■ PROBLEM:
Every single entry must be reproduced precisely.
THE DATA below:
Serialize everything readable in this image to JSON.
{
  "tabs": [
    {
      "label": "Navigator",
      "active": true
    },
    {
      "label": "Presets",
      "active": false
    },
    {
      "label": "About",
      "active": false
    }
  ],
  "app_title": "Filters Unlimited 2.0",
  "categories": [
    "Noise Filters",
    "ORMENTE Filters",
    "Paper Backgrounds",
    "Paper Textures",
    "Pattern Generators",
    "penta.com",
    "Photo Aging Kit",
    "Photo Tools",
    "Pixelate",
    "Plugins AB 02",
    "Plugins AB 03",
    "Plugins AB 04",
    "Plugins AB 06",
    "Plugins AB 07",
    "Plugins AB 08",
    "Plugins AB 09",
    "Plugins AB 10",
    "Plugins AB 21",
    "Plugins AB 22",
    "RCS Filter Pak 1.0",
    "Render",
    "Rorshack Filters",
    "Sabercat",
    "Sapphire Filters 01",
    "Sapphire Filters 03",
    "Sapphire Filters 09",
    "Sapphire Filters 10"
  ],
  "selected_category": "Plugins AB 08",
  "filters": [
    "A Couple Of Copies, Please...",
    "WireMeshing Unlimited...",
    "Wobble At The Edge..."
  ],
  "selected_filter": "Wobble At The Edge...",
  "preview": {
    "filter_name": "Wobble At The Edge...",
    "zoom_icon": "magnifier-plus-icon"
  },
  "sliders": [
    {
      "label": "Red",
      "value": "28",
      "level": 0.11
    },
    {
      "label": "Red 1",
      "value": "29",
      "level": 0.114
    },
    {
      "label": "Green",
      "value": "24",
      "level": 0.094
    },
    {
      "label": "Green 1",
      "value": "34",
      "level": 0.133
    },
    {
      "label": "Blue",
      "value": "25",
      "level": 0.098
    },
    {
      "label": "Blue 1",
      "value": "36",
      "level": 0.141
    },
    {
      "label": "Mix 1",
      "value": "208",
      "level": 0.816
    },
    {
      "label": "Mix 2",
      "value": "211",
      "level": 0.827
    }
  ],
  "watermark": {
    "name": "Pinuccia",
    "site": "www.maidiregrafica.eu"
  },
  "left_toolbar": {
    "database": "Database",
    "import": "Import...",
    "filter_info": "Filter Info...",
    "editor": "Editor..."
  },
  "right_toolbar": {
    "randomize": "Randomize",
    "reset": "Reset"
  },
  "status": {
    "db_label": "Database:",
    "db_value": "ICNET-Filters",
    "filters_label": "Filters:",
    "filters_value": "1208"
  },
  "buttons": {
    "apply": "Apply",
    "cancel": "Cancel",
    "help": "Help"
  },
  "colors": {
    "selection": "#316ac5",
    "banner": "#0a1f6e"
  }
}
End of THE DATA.
■ WRITTEN ANSWER:
Serialize everything readable in this image to JSON.
{
  "tabs": [
    {
      "label": "Navigator",
      "active": true
    },
    {
      "label": "Presets",
      "active": false
    },
    {
      "label": "About",
      "active": false
    }
  ],
  "app_title": "Filters Unlimited 2.0",
  "categories": [
    "Noise Filters",
    "ORMENTE Filters",
    "Paper Backgrounds",
    "Paper Textures",
    "Pattern Generators",
    "penta.com",
    "Photo Aging Kit",
    "Photo Tools",
    "Pixelate",
    "Plugins AB 02",
    "Plugins AB 03",
    "Plugins AB 04",
    "Plugins AB 06",
    "Plugins AB 07",
    "Plugins AB 08",
    "Plugins AB 09",
    "Plugins AB 10",
    "Plugins AB 21",
    "Plugins AB 22",
    "RCS Filter Pak 1.0",
    "Render",
    "Rorshack Filters",
    "Sabercat",
    "Sapphire Filters 01",
    "Sapphire Filters 03",
    "Sapphire Filters 09",
    "Sapphire Filters 10"
  ],
  "selected_category": "Plugins AB 08",
  "filters": [
    "A Couple Of Copies, Please...",
    "WireMeshing Unlimited...",
    "Wobble At The Edge..."
  ],
  "selected_filter": "Wobble At The Edge...",
  "preview": {
    "filter_name": "Wobble At The Edge...",
    "zoom_icon": "magnifier-plus-icon"
  },
  "sliders": [
    {
      "label": "Red",
      "value": "28",
      "level": 0.11
    },
    {
      "label": "Red 1",
      "value": "29",
      "level": 0.114
    },
    {
      "label": "Green",
      "value": "24",
      "level": 0.094
    },
    {
      "label": "Green 1",
      "value": "34",
      "level": 0.133
    },
    {
      "label": "Blue",
      "value": "25",
      "level": 0.098
    },
    {
      "label": "Blue 1",
      "value": "36",
      "level": 0.141
    },
    {
      "label": "Mix 1",
      "value": "208",
      "level": 0.816
    },
    {
      "label": "Mix 2",
      "value": "211",
      "level": 0.827
    }
  ],
  "watermark": {
    "name": "Pinuccia",
    "site": "www.maidiregrafica.eu"
  },
  "left_toolbar": {
    "database": "Database",
    "import": "Import...",
    "filter_info": "Filter Info...",
    "editor": "Editor..."
  },
  "right_toolbar": {
    "randomize": "Randomize",
    "reset": "Reset"
  },
  "status": {
    "db_label": "Database:",
    "db_value": "ICNET-Filters",
    "filters_label": "Filters:",
    "filters_value": "1208"
  },
  "buttons": {
    "apply": "Apply",
    "cancel": "Cancel",
    "help": "Help"
  },
  "colors": {
    "selection": "#316ac5",
    "banner": "#0a1f6e"
  }
}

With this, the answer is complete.